(Exercise): Every line holding the string "icon" is to be copied from the entries below.

(Material provided):
*** Block opens ***
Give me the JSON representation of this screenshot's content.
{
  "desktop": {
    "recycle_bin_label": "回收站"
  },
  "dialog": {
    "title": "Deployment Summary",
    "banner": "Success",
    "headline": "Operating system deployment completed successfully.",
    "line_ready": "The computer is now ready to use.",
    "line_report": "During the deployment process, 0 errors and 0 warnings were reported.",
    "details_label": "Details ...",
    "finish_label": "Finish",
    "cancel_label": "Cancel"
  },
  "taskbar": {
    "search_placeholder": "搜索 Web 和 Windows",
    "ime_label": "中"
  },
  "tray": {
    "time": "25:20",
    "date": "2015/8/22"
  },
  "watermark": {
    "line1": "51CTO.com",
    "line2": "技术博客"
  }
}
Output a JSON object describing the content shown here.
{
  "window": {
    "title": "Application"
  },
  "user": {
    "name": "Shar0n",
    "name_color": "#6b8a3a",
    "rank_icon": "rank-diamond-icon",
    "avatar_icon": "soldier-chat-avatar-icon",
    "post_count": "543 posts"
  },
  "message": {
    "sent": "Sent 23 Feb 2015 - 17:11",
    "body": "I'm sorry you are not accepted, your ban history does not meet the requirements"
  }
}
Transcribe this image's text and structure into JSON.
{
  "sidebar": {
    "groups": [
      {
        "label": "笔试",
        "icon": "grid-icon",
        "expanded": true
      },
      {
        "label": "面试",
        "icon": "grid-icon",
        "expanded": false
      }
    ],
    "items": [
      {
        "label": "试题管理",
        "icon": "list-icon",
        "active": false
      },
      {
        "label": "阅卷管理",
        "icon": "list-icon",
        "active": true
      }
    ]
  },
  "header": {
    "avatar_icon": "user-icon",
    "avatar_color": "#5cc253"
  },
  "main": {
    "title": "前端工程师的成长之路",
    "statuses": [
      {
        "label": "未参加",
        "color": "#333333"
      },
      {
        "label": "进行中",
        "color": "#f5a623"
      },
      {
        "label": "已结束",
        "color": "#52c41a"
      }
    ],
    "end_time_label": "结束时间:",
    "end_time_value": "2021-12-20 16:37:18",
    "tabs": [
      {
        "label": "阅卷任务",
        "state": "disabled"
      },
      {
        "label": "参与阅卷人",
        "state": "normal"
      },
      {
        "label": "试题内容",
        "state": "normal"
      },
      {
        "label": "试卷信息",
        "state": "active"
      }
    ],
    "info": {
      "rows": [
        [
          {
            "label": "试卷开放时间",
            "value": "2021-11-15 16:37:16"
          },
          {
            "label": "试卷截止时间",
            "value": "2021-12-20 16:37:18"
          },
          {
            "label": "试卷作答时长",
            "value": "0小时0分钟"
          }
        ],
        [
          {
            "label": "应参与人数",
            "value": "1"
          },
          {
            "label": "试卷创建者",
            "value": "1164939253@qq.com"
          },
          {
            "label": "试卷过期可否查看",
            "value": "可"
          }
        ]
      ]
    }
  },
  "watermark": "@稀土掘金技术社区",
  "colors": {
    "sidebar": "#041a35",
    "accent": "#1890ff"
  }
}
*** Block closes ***
(Response to the exercise):
    "rank_icon": "rank-diamond-icon",
    "avatar_icon": "soldier-chat-avatar-icon",
        "icon": "grid-icon",
        "icon": "grid-icon",
        "icon": "list-icon",
        "icon": "list-icon",
    "avatar_icon": "user-icon",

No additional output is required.